Flooding risk

Met Éireann head of forecasting Gerald Fleming said it was a matter for individuals to make decisions in relation to leaving their homes. “It will depend on whether their homes are susceptible to flooding,” he said. “If they are low-lying or beside a fast running stream which could rise very quickly - that could happen.”

He said Storm Desmond would be a “once in several decades” event for many parts of the State, and that there could be “several weeks” of flooding ahead.

“It’s really exceptional,” he said. “We’re talking a month’s rainfall over the course of 36 hours, which could equate to 100mm of rain. Depending on what part of the northwest you’re in, that is a one in 20 or a one in 50 year event.

“Donegal, Mayo and Galway will be the three counties that will get the worst of it but it will also be felt quite severely in Clare and Kerry. Higher ground in Limerick, north Tipperary, Roscommon, Leitrim, western Cavan, will all pick up a lot of rain.

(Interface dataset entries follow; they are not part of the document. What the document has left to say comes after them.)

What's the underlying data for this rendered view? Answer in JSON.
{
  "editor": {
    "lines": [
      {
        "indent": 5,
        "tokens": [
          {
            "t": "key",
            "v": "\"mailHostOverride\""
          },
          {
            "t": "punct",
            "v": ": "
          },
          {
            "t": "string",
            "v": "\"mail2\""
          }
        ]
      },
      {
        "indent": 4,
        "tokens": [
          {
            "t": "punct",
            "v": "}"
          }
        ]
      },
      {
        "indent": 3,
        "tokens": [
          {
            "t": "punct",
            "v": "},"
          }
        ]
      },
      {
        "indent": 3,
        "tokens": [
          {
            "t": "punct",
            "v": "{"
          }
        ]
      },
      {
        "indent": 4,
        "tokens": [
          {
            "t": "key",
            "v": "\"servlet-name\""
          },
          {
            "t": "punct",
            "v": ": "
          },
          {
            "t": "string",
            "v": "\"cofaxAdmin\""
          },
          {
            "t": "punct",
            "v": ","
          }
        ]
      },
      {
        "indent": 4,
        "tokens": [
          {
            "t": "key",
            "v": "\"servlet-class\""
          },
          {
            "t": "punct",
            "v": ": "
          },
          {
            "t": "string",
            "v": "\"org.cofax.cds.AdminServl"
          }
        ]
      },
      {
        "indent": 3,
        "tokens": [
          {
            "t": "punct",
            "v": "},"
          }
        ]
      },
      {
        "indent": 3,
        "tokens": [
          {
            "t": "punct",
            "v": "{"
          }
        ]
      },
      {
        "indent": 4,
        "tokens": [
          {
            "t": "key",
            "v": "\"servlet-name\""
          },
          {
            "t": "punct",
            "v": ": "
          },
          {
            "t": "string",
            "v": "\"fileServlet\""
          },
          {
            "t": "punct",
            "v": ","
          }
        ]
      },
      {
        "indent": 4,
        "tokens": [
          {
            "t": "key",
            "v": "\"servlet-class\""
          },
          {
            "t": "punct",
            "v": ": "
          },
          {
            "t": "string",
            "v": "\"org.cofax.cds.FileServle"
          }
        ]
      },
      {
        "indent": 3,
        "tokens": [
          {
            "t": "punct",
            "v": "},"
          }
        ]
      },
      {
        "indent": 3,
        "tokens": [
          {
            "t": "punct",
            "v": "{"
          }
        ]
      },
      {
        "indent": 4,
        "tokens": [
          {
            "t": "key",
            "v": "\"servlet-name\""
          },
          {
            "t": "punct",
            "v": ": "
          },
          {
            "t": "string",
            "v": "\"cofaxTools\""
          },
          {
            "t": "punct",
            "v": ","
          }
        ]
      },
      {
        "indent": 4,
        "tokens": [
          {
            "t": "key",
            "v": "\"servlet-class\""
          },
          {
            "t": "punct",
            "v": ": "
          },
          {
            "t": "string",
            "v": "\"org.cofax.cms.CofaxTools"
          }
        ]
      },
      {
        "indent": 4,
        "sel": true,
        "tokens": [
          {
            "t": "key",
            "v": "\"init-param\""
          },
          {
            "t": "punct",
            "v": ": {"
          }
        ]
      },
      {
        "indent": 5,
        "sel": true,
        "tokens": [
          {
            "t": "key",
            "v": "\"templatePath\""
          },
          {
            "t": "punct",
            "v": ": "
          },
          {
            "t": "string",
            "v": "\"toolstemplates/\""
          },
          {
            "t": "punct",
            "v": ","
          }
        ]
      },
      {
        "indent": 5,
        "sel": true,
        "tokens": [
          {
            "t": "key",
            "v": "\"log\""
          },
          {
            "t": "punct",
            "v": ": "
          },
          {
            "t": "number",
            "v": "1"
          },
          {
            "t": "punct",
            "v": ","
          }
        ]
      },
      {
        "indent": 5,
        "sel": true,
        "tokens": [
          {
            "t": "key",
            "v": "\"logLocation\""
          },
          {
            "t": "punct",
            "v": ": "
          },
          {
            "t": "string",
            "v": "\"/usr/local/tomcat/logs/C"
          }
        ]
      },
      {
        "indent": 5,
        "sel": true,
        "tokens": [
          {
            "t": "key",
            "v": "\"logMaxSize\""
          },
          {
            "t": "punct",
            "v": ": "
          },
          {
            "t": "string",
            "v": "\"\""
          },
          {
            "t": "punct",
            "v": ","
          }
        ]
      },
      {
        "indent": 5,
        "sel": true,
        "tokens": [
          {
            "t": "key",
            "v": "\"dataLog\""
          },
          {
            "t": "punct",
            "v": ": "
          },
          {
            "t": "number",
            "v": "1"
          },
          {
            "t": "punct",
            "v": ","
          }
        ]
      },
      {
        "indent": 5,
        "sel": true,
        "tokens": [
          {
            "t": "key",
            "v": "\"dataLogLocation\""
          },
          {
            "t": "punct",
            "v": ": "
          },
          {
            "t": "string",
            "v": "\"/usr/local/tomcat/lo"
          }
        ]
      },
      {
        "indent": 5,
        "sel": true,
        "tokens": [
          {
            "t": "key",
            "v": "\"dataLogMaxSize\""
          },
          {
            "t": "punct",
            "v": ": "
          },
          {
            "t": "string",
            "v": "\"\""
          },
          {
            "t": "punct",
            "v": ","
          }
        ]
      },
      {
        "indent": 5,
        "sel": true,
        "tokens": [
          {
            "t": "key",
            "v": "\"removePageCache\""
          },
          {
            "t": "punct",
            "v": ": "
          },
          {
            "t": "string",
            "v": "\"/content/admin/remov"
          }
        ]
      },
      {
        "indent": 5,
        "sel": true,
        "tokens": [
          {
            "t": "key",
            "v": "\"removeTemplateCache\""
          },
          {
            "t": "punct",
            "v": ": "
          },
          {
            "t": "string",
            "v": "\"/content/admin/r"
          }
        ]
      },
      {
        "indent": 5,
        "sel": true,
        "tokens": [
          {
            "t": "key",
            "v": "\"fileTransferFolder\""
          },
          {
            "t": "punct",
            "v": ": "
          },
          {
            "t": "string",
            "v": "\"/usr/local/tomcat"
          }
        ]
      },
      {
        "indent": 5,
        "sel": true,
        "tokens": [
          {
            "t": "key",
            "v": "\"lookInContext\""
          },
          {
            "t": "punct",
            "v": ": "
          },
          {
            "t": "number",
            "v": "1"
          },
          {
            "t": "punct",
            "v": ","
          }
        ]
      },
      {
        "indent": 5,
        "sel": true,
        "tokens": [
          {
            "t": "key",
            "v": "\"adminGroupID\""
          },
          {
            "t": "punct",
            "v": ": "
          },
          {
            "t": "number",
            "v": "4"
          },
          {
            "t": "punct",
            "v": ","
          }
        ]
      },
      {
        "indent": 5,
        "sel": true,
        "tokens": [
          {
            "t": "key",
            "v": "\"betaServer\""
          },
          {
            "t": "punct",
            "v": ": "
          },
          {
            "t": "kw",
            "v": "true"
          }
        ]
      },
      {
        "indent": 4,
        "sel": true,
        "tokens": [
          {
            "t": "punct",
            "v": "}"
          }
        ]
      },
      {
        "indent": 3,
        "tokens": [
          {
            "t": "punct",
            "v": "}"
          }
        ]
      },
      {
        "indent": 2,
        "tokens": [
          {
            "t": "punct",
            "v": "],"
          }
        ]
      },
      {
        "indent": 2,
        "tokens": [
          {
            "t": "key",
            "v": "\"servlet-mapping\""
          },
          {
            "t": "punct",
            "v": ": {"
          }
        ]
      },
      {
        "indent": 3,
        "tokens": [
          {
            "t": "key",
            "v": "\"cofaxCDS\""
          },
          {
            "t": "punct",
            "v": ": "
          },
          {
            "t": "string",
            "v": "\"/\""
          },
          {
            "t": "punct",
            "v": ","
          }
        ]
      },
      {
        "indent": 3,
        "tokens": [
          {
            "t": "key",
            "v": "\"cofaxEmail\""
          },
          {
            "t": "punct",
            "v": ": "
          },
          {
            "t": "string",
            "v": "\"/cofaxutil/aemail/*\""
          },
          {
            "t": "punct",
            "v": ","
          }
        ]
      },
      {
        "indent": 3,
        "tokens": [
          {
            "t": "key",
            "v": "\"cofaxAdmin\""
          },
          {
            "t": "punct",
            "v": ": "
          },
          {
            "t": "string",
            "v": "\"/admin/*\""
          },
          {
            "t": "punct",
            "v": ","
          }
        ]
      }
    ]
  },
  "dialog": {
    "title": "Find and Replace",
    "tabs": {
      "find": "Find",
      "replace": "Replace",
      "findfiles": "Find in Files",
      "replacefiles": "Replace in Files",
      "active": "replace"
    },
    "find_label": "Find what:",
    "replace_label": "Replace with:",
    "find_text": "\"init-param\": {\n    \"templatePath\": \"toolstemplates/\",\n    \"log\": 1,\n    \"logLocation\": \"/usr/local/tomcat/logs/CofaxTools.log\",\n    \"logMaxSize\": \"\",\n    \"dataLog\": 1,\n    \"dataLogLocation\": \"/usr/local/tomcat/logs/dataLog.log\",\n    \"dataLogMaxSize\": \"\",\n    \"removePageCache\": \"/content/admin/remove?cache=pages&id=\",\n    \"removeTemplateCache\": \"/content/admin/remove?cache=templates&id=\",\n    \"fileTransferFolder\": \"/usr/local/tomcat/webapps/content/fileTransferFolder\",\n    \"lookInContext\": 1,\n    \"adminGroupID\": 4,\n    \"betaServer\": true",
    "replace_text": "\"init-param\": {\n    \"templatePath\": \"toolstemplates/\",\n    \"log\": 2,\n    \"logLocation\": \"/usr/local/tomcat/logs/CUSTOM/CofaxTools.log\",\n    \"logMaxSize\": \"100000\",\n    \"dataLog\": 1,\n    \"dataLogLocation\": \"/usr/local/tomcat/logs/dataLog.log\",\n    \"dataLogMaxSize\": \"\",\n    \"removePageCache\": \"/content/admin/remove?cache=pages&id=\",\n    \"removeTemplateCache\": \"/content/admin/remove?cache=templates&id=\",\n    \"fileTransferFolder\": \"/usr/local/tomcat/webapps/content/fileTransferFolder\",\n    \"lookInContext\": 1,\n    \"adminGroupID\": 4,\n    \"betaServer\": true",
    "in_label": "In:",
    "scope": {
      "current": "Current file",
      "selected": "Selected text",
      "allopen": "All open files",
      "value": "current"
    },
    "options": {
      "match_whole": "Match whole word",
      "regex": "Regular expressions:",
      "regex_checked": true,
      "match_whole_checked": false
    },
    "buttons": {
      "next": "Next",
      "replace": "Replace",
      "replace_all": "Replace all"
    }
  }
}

“Over the following three or four days, the rivers will rise. Depending on the river, they could rise very quickly, but it could be a week before the full extent is seen. Flooding will be quite a problem not just over the next 36 hours, but for some weeks.”

Non-essential travel

The national group for weather emergencies said in a statement “very dangerous conditions” could emerge and that citizens in affected areas should avoid non-essential travel.

Gardaí have described driving conditions as “challenging” and fallen trees have been reported in several areas.

The Road Safety Authority (RSA) issued a statement urging all road users to take care.

"The public is advised to check local weather and traffic reports and heed any advice from local councils and An Garda Síochána regarding road conditions," it said.

It added motorists should slow down and allow extra time for travel.

The local authorities will co-ordinate with the Garda and the HSE to deal with the impact of the high winds and heavy rainfall.

Flooding advice is available on

Rachel Flaherty

Rachel Flaherty

Rachel Flaherty is Digital Features Editor and journalist with The Irish Times

Colin Gleeson

Colin Gleeson

Colin Gleeson is an Irish Times reporter